**About this task**: Among the entries below, find each line holding "title" and return it.
[Supplied material Boundary: Start]
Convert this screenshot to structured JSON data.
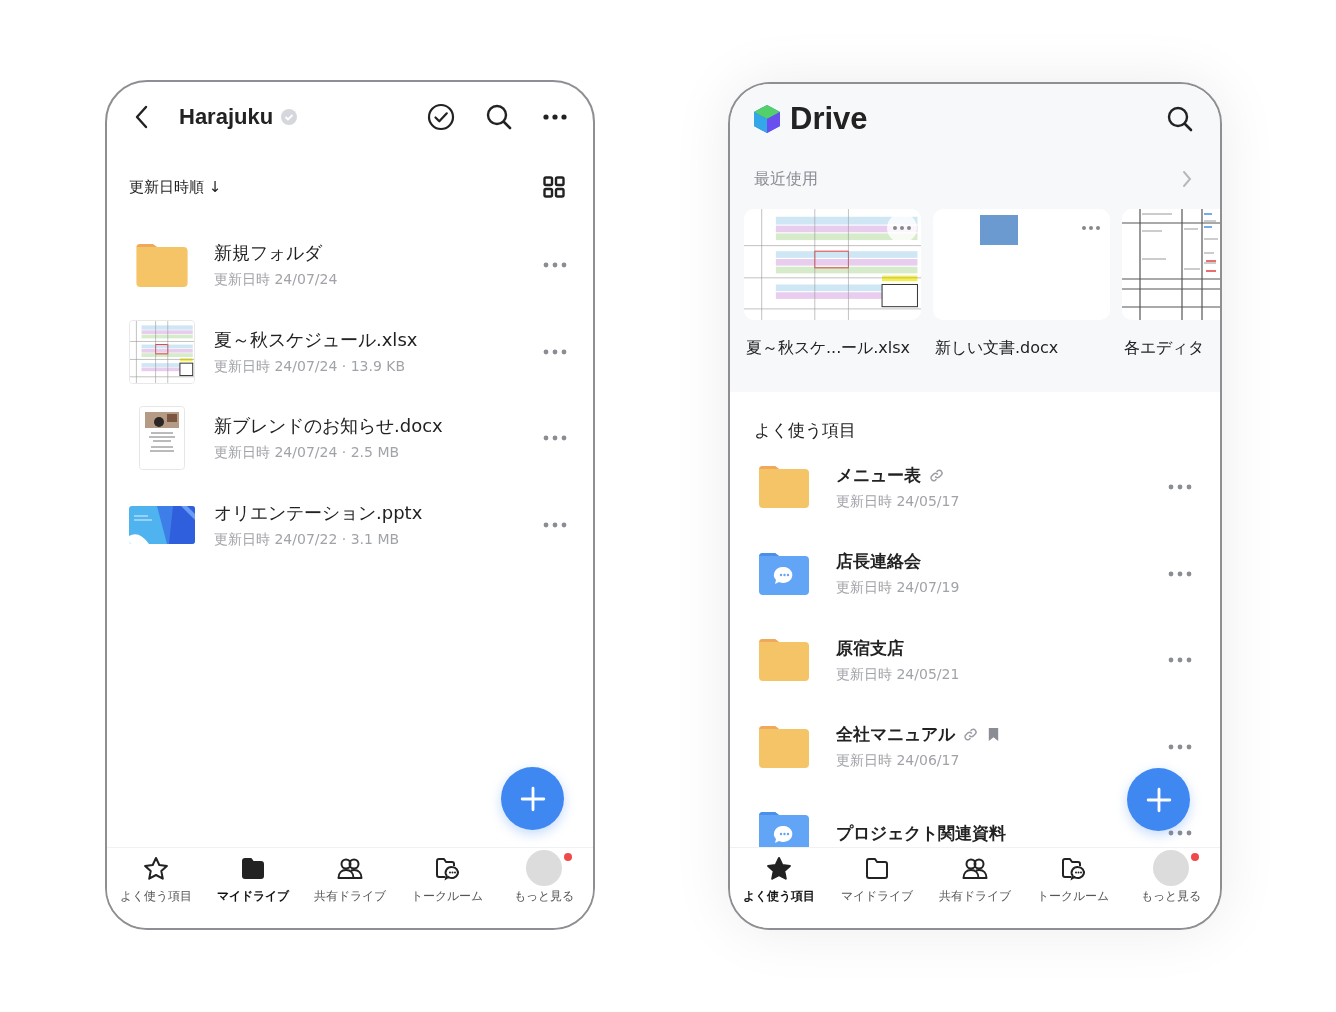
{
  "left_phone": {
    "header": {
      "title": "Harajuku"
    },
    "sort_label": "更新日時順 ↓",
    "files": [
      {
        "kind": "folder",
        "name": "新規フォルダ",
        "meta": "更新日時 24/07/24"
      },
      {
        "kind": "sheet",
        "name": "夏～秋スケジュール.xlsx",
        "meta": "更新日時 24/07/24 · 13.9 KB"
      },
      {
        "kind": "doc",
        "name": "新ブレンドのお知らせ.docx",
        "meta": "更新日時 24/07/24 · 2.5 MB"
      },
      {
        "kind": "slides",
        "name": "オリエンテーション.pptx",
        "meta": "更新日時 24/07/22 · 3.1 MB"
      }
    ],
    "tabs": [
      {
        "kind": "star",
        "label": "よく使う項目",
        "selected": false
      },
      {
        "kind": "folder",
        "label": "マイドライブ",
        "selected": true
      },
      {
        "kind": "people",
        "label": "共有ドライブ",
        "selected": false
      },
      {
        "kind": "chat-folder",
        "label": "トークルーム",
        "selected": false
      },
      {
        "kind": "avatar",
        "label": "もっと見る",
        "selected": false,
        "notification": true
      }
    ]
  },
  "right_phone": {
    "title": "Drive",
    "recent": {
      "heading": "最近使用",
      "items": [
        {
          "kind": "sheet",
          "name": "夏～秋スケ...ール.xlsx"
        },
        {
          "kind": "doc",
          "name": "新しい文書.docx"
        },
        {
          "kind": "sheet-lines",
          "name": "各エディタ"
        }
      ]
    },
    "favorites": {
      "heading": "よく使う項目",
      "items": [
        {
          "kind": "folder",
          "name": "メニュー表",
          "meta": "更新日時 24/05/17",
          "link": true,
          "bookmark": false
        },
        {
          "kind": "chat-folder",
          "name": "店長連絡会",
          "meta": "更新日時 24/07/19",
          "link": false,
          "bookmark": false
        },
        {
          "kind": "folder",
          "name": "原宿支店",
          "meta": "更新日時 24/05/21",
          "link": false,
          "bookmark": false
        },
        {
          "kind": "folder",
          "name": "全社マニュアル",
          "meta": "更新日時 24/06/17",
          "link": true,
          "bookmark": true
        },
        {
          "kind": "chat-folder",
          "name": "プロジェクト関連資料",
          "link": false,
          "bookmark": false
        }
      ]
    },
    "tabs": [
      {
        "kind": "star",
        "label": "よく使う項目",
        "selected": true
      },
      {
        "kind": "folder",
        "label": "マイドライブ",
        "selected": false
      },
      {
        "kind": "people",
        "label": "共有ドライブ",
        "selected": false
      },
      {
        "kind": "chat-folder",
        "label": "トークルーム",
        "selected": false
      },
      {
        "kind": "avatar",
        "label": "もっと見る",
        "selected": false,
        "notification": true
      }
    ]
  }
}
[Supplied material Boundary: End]
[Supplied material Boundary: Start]
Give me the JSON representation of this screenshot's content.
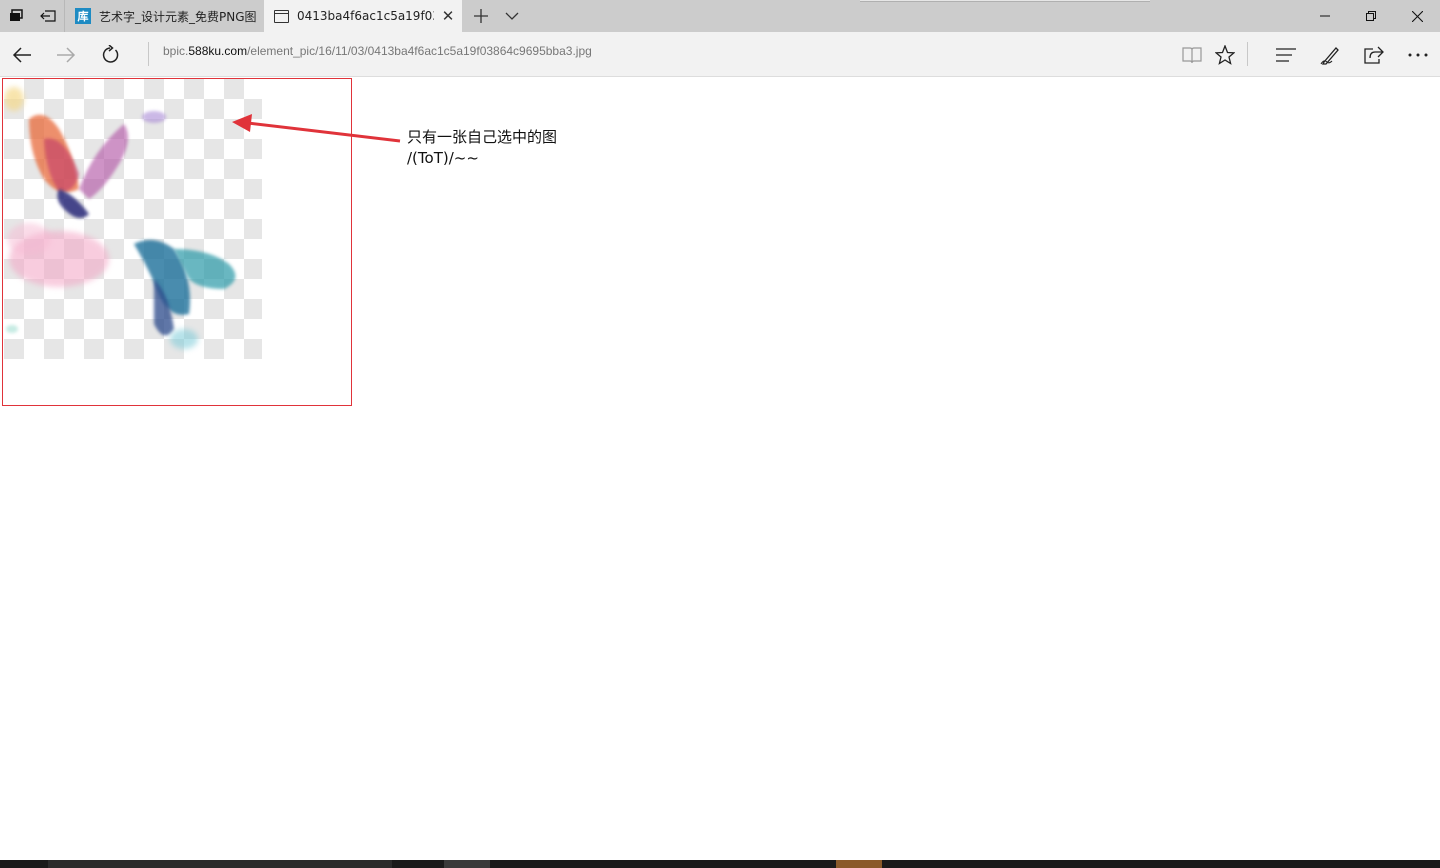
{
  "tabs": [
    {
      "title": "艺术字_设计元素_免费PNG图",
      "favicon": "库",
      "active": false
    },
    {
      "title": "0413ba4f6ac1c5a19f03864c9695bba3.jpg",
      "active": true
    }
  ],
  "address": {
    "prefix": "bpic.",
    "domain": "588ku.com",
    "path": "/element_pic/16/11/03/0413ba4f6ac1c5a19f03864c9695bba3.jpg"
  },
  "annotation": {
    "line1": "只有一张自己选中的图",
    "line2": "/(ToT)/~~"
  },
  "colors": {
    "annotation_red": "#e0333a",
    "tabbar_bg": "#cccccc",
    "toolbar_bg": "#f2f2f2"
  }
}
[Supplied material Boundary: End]
**Task response**:
      "title": "Harajuku"
    "title": "Drive",
      "title": "艺术字_设计元素_免费PNG图",
      "title": "0413ba4f6ac1c5a19f03864c9695bba3.jpg",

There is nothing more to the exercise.